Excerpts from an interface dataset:
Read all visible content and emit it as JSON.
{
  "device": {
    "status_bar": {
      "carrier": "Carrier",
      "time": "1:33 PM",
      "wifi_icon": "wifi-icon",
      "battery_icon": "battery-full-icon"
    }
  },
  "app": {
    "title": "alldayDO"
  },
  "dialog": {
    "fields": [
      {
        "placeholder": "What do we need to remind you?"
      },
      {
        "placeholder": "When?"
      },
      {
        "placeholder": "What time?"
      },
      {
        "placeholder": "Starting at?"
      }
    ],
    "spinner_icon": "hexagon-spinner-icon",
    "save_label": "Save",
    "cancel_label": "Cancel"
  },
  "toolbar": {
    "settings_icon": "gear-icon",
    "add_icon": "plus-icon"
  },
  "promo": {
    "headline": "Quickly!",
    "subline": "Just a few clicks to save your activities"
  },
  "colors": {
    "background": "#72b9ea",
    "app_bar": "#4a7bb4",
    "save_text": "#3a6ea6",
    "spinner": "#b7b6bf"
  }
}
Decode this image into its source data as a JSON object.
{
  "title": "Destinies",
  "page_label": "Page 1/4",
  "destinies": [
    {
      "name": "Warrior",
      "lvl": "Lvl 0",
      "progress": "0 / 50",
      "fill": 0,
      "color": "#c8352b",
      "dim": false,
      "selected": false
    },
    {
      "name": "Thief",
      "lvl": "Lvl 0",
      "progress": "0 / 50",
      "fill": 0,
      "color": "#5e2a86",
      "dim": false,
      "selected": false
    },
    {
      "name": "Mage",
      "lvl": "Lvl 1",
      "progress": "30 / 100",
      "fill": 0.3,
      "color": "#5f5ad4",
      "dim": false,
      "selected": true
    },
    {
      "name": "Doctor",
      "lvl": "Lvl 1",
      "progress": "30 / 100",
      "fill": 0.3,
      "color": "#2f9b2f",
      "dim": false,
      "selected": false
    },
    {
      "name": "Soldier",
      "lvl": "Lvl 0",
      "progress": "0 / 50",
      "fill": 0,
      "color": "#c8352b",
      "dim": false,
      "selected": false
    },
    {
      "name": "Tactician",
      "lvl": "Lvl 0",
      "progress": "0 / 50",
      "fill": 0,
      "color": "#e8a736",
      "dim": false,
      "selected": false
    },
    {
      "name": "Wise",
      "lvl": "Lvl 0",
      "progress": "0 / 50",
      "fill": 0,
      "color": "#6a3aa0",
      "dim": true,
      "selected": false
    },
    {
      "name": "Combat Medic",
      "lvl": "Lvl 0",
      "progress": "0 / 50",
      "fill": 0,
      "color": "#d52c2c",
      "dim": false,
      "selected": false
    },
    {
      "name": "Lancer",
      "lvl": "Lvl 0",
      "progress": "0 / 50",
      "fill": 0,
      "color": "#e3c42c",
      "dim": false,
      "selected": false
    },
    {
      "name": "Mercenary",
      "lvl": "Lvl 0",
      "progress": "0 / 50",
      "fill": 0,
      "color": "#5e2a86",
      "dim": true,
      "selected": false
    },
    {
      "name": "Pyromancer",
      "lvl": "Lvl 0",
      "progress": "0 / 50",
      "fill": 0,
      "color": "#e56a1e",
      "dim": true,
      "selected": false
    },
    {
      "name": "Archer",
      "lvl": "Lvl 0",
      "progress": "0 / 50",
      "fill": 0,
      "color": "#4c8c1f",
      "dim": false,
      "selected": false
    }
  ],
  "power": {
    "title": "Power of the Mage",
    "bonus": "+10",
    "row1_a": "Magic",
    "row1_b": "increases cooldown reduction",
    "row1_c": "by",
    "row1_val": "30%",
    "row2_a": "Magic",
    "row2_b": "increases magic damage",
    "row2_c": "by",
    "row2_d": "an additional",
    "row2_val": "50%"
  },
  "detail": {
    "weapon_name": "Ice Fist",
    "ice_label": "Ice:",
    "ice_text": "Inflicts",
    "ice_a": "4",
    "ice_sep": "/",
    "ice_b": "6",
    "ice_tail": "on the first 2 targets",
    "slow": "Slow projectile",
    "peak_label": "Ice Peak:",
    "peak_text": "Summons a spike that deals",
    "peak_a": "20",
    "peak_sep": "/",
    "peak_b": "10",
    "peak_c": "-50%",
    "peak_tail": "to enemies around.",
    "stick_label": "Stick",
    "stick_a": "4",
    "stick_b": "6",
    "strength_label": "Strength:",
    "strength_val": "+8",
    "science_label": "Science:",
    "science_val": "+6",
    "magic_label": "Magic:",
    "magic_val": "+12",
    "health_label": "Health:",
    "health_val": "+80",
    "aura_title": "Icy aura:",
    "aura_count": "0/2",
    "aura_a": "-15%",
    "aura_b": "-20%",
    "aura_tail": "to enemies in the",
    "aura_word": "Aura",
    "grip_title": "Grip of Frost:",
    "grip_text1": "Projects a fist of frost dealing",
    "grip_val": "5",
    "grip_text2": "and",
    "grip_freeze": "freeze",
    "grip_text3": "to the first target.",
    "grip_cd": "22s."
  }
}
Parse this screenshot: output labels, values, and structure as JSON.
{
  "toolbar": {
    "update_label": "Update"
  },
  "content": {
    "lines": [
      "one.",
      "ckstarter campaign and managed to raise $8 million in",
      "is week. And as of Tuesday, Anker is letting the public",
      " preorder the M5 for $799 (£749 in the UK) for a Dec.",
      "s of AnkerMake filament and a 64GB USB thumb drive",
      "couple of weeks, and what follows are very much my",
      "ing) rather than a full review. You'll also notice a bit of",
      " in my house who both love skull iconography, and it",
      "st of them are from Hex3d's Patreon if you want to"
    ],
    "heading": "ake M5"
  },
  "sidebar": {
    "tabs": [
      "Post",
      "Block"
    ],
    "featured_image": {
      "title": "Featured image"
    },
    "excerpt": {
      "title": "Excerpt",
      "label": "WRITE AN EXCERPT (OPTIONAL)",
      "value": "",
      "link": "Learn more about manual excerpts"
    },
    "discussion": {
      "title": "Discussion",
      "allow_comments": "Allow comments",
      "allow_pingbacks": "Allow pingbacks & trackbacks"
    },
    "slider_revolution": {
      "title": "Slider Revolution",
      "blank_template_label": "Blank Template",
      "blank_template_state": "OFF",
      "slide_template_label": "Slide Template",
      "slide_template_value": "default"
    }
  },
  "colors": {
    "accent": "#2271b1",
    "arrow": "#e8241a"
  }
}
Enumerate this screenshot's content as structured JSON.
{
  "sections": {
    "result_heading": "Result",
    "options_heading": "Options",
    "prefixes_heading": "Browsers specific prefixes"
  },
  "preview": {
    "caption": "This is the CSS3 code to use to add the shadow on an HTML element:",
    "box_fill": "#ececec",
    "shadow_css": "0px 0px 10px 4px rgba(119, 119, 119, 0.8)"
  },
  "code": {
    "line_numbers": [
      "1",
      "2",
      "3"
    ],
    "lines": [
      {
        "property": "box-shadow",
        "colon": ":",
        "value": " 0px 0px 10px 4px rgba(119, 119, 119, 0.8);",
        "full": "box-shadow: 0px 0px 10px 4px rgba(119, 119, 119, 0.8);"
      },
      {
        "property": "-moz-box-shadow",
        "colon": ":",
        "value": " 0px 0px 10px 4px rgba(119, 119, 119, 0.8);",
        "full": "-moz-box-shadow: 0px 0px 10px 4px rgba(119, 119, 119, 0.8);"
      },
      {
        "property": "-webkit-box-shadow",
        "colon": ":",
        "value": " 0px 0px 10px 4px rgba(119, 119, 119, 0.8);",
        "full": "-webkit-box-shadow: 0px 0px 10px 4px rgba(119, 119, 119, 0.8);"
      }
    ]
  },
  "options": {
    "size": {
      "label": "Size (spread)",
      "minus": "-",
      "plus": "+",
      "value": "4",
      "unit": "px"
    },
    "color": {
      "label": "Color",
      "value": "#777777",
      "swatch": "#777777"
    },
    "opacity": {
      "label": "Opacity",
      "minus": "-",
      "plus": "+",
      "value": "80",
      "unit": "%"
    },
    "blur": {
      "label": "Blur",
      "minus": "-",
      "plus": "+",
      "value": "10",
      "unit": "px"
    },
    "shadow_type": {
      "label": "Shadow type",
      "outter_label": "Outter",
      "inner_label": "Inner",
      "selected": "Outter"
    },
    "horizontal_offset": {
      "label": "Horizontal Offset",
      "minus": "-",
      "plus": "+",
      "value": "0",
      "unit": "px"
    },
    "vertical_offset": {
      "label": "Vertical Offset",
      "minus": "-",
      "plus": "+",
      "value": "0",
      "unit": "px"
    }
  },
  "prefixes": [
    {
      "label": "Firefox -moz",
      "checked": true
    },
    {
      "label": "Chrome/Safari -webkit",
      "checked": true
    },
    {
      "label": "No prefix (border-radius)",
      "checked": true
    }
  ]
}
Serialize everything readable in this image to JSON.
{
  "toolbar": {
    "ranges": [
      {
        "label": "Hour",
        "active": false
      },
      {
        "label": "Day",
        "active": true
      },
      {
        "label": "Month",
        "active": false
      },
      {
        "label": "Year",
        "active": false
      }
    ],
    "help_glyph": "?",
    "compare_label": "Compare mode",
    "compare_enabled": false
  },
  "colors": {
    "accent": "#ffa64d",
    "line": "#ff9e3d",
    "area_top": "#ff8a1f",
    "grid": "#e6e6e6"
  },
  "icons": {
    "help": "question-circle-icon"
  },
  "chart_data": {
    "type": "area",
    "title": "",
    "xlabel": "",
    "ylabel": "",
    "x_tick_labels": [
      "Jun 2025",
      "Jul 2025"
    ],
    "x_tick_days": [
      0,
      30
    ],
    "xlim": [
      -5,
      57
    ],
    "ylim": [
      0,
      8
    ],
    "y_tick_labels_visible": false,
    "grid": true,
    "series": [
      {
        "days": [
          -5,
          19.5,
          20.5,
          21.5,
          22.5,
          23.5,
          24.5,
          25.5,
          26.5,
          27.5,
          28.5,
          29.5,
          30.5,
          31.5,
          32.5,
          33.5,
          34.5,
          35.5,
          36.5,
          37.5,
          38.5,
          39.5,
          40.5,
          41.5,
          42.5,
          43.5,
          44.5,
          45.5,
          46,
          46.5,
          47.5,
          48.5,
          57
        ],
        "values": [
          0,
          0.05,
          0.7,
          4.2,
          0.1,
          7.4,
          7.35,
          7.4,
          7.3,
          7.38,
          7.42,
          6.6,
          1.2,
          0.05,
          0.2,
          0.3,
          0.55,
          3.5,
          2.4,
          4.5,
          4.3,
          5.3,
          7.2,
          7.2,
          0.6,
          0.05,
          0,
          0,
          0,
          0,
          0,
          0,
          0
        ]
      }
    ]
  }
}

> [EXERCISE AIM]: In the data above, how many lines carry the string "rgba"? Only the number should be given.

> [YOUR SOLUTION]: 7